Sure, the air out there feels as if somebody thought you were tonight's rib roast and slipped you into the oven at a slow bake.
But you don't have to take it. This is 1990, and there are things you can do about the heat.
Like get a job at an ice house. While his friends melt in their back yards and living rooms, Steven Fierro, 17, an Azusa High School senior, toddles off to the Monrovia Ice Co. in Duarte.
Here, in blissfully frigid air, he helps to shepherd a torrent of ice cubes into plastic bags, or chops steaming 300-pound blocks down to size with an ice pick.
If he finds himself getting a little overheated--during the hot weather, the plant on Huntington Drive can spit out as much as 20 tons of ice a day--Fierro just strolls into the storeroom, where all those bags of cubes are kept at an icy 20 degrees. Here, Fierro and co-worker Eric Leal take a few breaths of arctic air and think about what it must be like outside.

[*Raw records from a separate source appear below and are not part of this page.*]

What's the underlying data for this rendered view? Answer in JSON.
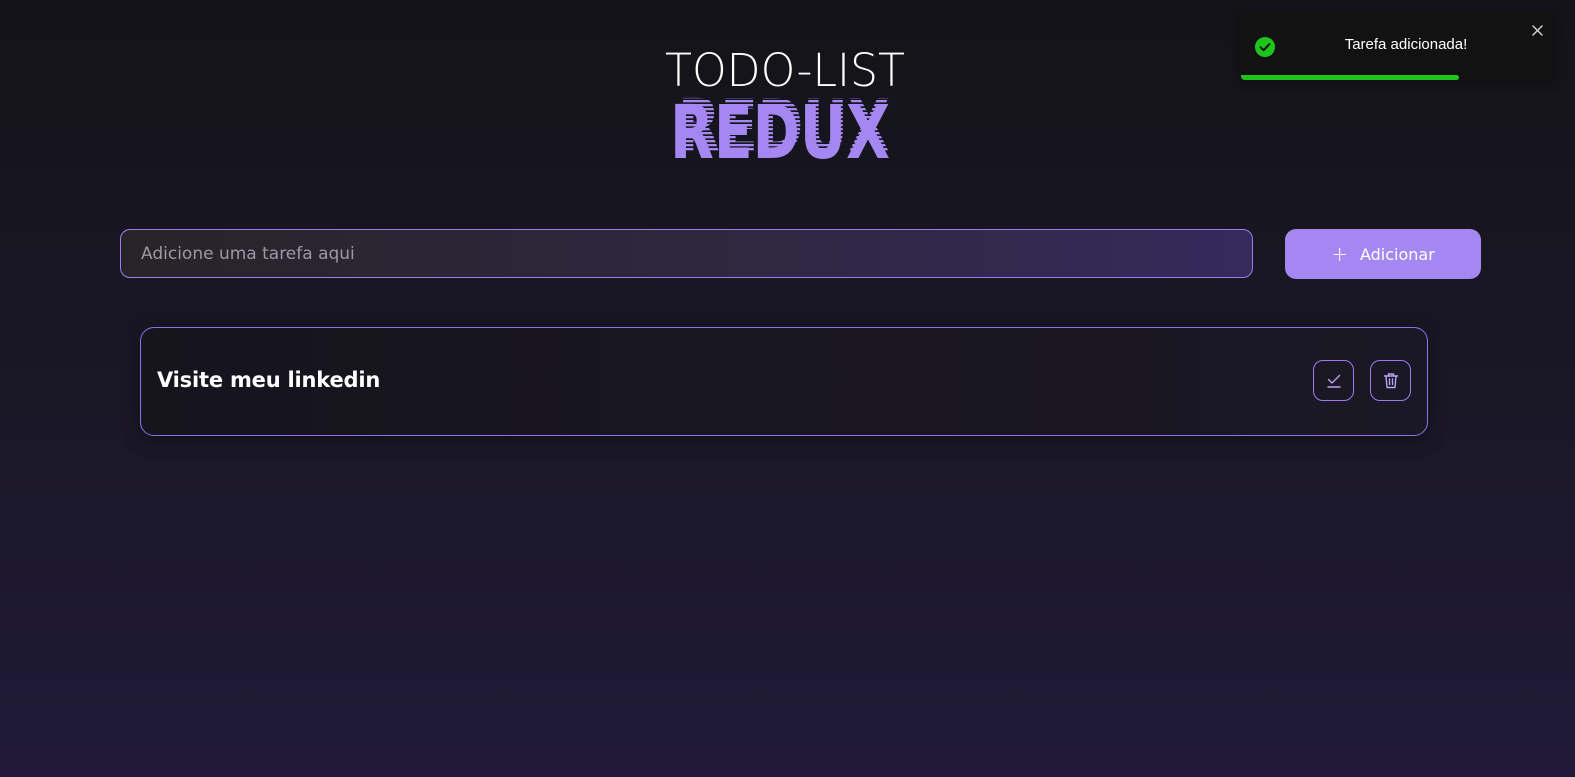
{
  "logo": {
    "top_text": "TODO-LIST",
    "bottom_text": "REDUX",
    "accent_color": "#a487f0"
  },
  "task_input": {
    "value": "",
    "placeholder": "Adicione uma tarefa aqui"
  },
  "add_button": {
    "icon": "plus-icon",
    "label": "Adicionar"
  },
  "tasks": [
    {
      "title": "Visite meu linkedin",
      "actions": [
        "check-icon",
        "trash-icon"
      ]
    }
  ],
  "toast": {
    "type": "success",
    "icon": "check-circle-icon",
    "message": "Tarefa adicionada!",
    "close_icon": "close-icon",
    "progress": 0.7,
    "progress_color": "#1fc41a"
  },
  "colors": {
    "accent": "#a487f0",
    "border": "#9a7cf0",
    "success": "#1fc41a"
  }
}
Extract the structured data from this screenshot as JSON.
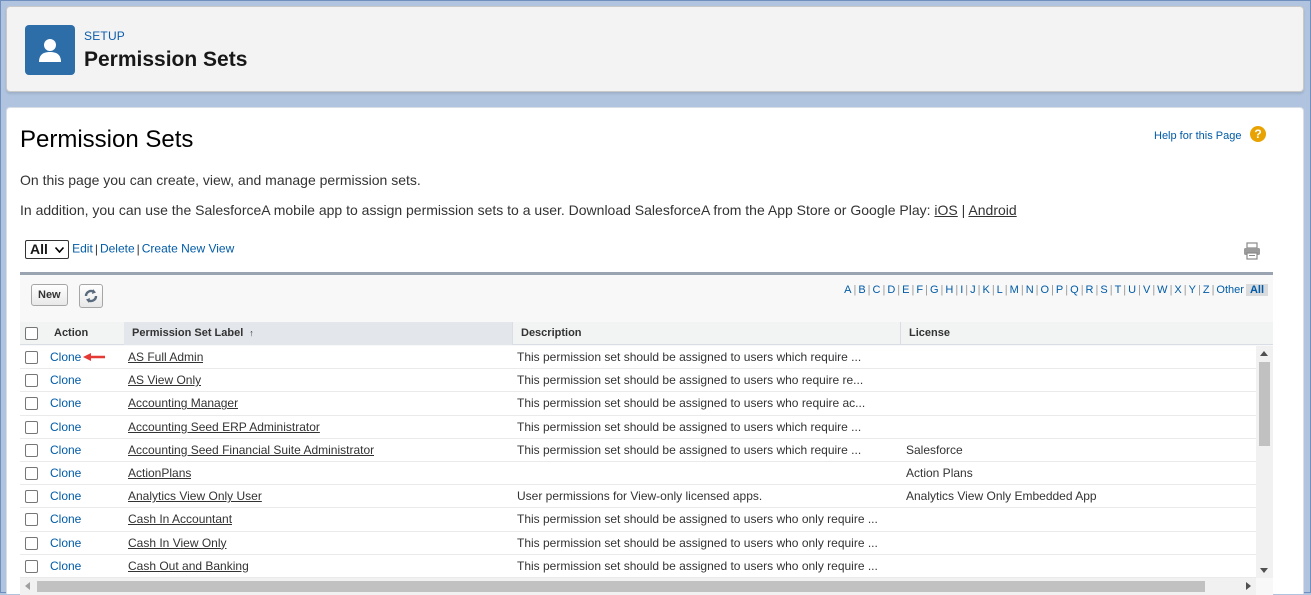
{
  "header": {
    "eyebrow": "SETUP",
    "title": "Permission Sets",
    "icon": "user-icon",
    "accent": "#2d6ea8"
  },
  "page": {
    "title": "Permission Sets",
    "help_label": "Help for this Page",
    "help_glyph": "?",
    "intro_line1": "On this page you can create, view, and manage permission sets.",
    "intro_line2_prefix": "In addition, you can use the SalesforceA mobile app to assign permission sets to a user. Download SalesforceA from the App Store or Google Play:",
    "ios_link": "iOS",
    "link_sep": "|",
    "android_link": "Android"
  },
  "view_bar": {
    "selected_view": "All",
    "edit": "Edit",
    "delete": "Delete",
    "create": "Create New View",
    "sep": "|"
  },
  "toolbar": {
    "new_label": "New"
  },
  "alphabet": [
    "A",
    "B",
    "C",
    "D",
    "E",
    "F",
    "G",
    "H",
    "I",
    "J",
    "K",
    "L",
    "M",
    "N",
    "O",
    "P",
    "Q",
    "R",
    "S",
    "T",
    "U",
    "V",
    "W",
    "X",
    "Y",
    "Z",
    "Other",
    "All"
  ],
  "alphabet_active": "All",
  "columns": {
    "action": "Action",
    "label": "Permission Set Label",
    "label_sort": "↑",
    "description": "Description",
    "license": "License"
  },
  "rows": [
    {
      "action": "Clone",
      "label": "AS Full Admin",
      "description": "This permission set should be assigned to users which require ...",
      "license": ""
    },
    {
      "action": "Clone",
      "label": "AS View Only",
      "description": "This permission set should be assigned to users who require re...",
      "license": ""
    },
    {
      "action": "Clone",
      "label": "Accounting Manager",
      "description": "This permission set should be assigned to users who require ac...",
      "license": ""
    },
    {
      "action": "Clone",
      "label": "Accounting Seed ERP Administrator",
      "description": "This permission set should be assigned to users which require ...",
      "license": ""
    },
    {
      "action": "Clone",
      "label": "Accounting Seed Financial Suite Administrator",
      "description": "This permission set should be assigned to users which require ...",
      "license": "Salesforce"
    },
    {
      "action": "Clone",
      "label": "ActionPlans",
      "description": "",
      "license": "Action Plans"
    },
    {
      "action": "Clone",
      "label": "Analytics View Only User",
      "description": "User permissions for View-only licensed apps.",
      "license": "Analytics View Only Embedded App"
    },
    {
      "action": "Clone",
      "label": "Cash In Accountant",
      "description": "This permission set should be assigned to users who only require ...",
      "license": ""
    },
    {
      "action": "Clone",
      "label": "Cash In View Only",
      "description": "This permission set should be assigned to users who only require ...",
      "license": ""
    },
    {
      "action": "Clone",
      "label": "Cash Out and Banking",
      "description": "This permission set should be assigned to users who only require ...",
      "license": ""
    }
  ]
}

"On days like this," Fierro said, "I just want to come to work."
There's no relief in sight. Rick Dittman, a meteorologist with Weather Data Inc., said there is a huge high pressure system parked on top of Southern California like a lid on a barbecue grill.
The normal "thermal trough," with offshore breezes wafting across the region, has been reversed, Dittman said. "Now you have winds blowing down from the east and the north, and cities like Monrovia, at the base of a huge mountain range, are in a perfect position for really hot weather," he said.
Monrovia reached highs of 109 degrees for three days running this week, and other foothill cities were experiencing similar temperatures. The prospects are for similar weather through the weekend, Dittman said.
San Gabriel Valley residents have been finding lots of ways to escape that oven, or at least to step away from its direct blast.
Everybody seems to have a favorite escape. There are back-yard swimming pools and Raging Waters, the water attraction in Bonelli Park in San Dimas. There are home air conditioners, shopping malls and air-conditioned movie theaters.
Some cool-off strategies can't be shared. "I go home and sit in front of the air conditioner buck naked," a 16-year-old Pasadena girl said.
At times like this, Sandy Gollihugh knows she's in the right business. As the rest of Pasadena contends with 104 degrees, Gollihugh is zipped into a heavy leather jacket for her job as an ice-skating instructor.
"Sometimes it gets cold in here," Gollihugh said, leaning against the rail at the Pasadena Ice Skating Center on East Green Street. "On days like today, I know I made the right choice."
On Monday, there were great stretches of open ice at the center, as some of Gollihugh's students practiced their pirouettes and figure eights. A group of high school students from the Siloam Church Youth Group in Paramount celebrated their last day of vacation, charging around the rink in a chain.
"It's a kind of tradition with us," said Sarah Choe, 16, a student at Warren High School in Downey. "We come here every year."
Across the street at the Plaza Pasadena mall, the pace was slow, and the atmosphere was cool. Pedro Lopez, a retired store clerk from Pasadena, confessed that he had been in the mall for three hours.
"It's very agreeable here," he said, sitting on a main-floor bench, with not the least inclination to move on.
If you're not into winter sports and malls aren't your cup of tea, there's always Pasadena Superior Court. Court-watchers there are keeping their eyes on the trials being played out in air-conditioned courtrooms.
Out at the Los Angeles County Fair, at the Fairplex in Pomona, four of the exhibit halls are air-conditioned for the first time. And horse racing begins today. For $3, you can watch the races from the air-conditioned clubhouse. Or for a $5 minimum, you can take a table at the race track's Top of the Park restaurant, which has a panoramic view of the track and its own parimutuel windows.
A lot of people head for the mountains. Mt. Wilson was a moderate 89 degrees Tuesday, 20 degrees lower than some of the cities below. Just as important, Mt. Wilson weather observer Lu Rarogeiwicz said, the 5,800-foot mountain is above the smog line.
San Gabriel Valley ozone levels have been soaring into the "very unhealthful" range most days this week.
"There's a heavy blanket over the Basin," Rarogeiwicz said from his mountaintop perspective. "I can't really see into it--it's a lovely brown color. But it's clear overhead. I can see all the way to San Clemente and San Nicolas islands, between 100 and 110 miles away."
If the heat should fray tempers to the boiling point, there's plenty of room at the Pasadena Police Department lockup. "We can house 43 people here," Sgt. Jay D'Angelo said. "All of our cells are air-conditioned."